On the 21st February in the middle of my placement at Karmarama, the company held a panel and discussion around the controversial but growing topic of social media influencers. With the influencer marketing industry expected to hit $10 billion by 2020, it’s no surprise advertising agency’s are trying to understand and incorporate them in to their work for not only the direct reach they can provide, but the creativity they can add.

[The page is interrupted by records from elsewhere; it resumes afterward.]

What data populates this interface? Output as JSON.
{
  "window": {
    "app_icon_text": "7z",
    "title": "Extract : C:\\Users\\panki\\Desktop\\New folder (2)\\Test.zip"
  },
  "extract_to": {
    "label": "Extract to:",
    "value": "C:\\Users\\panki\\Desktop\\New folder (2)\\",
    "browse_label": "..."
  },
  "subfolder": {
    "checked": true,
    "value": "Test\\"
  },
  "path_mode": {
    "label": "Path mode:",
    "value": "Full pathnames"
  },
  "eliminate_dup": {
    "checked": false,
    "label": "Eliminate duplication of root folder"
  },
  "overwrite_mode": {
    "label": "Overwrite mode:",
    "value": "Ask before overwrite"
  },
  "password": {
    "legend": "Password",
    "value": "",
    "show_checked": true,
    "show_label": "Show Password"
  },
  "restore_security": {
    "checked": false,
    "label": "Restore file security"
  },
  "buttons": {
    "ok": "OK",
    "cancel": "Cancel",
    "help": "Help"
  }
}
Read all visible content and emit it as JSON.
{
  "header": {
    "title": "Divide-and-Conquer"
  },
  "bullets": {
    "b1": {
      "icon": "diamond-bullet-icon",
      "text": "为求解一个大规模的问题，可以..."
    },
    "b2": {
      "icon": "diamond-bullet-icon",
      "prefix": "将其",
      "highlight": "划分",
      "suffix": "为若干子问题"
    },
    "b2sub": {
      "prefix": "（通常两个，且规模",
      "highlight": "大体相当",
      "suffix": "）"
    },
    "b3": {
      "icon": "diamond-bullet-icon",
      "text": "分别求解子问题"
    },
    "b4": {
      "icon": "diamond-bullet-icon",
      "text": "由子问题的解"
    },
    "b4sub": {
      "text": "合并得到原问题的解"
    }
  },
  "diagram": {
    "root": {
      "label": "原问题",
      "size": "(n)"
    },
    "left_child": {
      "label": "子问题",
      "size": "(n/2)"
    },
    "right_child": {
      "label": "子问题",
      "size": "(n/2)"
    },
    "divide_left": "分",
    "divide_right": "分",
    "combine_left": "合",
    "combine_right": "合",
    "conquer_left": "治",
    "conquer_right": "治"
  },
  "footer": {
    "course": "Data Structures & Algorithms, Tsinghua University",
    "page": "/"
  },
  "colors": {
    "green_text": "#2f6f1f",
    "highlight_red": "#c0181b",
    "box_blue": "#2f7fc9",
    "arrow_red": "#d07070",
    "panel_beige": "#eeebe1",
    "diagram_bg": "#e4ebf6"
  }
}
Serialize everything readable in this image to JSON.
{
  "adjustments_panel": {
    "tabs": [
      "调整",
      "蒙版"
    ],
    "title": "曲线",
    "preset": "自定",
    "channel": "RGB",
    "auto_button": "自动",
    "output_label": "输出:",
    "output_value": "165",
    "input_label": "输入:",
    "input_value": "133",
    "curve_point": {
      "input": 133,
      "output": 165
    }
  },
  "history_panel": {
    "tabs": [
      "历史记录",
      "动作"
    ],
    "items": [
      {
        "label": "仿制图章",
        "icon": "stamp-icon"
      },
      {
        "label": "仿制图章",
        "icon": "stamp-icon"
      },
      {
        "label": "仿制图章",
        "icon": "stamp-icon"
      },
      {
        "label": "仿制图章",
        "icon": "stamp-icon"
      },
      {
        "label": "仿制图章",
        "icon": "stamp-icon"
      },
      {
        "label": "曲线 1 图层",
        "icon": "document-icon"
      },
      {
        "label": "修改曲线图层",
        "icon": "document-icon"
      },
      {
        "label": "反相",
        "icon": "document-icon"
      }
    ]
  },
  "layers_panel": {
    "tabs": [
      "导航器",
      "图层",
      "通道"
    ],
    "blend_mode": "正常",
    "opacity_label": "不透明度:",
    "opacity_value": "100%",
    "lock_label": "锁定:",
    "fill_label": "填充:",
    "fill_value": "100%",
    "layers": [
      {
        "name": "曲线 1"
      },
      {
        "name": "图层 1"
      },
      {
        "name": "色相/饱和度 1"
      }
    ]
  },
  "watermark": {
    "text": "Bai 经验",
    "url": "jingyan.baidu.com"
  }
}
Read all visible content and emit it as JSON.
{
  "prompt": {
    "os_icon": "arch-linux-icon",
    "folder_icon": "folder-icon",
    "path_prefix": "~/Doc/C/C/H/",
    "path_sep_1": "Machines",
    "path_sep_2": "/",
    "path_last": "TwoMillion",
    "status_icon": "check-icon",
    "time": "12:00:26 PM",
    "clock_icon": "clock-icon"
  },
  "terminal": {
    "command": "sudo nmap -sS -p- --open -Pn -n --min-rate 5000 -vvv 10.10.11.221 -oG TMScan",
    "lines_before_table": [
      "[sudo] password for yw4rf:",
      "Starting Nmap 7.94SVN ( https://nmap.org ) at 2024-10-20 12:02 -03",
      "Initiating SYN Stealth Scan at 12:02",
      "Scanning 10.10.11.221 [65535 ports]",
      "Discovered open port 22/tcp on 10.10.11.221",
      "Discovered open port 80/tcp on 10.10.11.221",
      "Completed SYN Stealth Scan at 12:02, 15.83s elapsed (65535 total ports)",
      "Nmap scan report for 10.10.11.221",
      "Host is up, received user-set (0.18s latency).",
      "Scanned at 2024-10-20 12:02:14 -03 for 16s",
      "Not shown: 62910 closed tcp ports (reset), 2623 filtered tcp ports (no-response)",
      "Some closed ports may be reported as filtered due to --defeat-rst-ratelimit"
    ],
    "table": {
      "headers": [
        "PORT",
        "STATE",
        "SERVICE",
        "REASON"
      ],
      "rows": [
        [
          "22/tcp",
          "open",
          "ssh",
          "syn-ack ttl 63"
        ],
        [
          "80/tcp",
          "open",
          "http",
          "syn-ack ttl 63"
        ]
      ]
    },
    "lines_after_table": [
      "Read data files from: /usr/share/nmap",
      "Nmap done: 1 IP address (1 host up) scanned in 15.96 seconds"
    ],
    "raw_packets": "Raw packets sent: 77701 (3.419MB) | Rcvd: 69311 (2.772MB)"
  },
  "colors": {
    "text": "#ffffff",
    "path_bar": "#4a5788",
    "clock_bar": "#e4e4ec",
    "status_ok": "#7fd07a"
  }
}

The panel consisted of AR designer and Instagram creator Thomas Webb, Youtube personality Josh Pieters, CEO of Influencer.com Ben Jeffries and Karmarama’s Head of PR Jamie Mancini. A running theme as the conversation starting flowing was the idea of authenticity. Influencers have an enhanced eye on them to not ‘sell out’ despite this usually being their business, as followers are quick to point out when something doesn’t seem right on their feed. This means good matches need to be arranged between the company advertising and the influencers they choose to use. Picking those with the most followers doesn’t mean the most sales; the audience needs to be interested in what their favourite media star is selling in order for it to land ie. a beauty influencer advertising a sports brand isn’t going to work for either party.
This good match also relies on collaboration from both sides. An influencer holding a product for a photo is obvious and patronising to an audience, but a video of creative content like the influencers usual portfolio is going to increase sales and their own authenticity will stay intact. This isn’t always easy however, as creatives here at Karmarama have to be willing to give up some of their creative control in order for the influencers to put their own spin on the brief, which we can all agree isn’t as easy said as done. But it’s that relinquishing of control that makes the best content and ultimately allows influencers to do what they do best as oppose to only being seen as a way to increase engagement.
The recent government changes regarding social media advertising also came up during the debate. The rules state every paid promotion, gifted item or previously worked with company needs to be addressed in the caption (#ad #gifted) to aid transparency. Although this means audiences can now know for certain when content is paid for and make their own purchasing choices from that, it does raise an interesting question on why the rules are so much more strict on social media as oppose to traditional advertising. The panel raised the point that footballers for example, who are many kids heroes and therefore have influence over them, wear sponsored kits when they play without disclosing the sponsorship. Although to many of us that seems second nature, to kids who just want the kits their idols wear, they are subconsciously buying in to that promotion. On the other hand however, influencers have a more personal connection with their fanbases compared to footballers or other advertisers, with 4/10 millennials saying their favourite influencers understand them better than their friends, and therefore are likely to accept their suggestions. Some say the relative newness of the industry reasons the strict guidelines to pave the way for transparency in the future, but others could argue it creates more barriers between online and traditional media which already hinders social media stars reputation.
The whole conversation focusing around this idea of authenticity interested me as it seems to be the ‘trend’ or buzzword of the moment. Influencers need to be authentic to keep a following and companies seem to be highlighting their CSR teams in order to appear caring and less corporate. As this generation who isn’t scared to call out inconsistencies grow, businesses realise in order to keep them, they need to stand for something they resonate with. The Edelman Trust Barometer for 2019 shows that out of all institutions including businesses and even the government, media remains the least trusted at 37%, with social media being the least trusted out of all forms. These guidelines then seem beneficial to bring up trust, with well suited collaborations paving the way for great consistent content, paid for or not.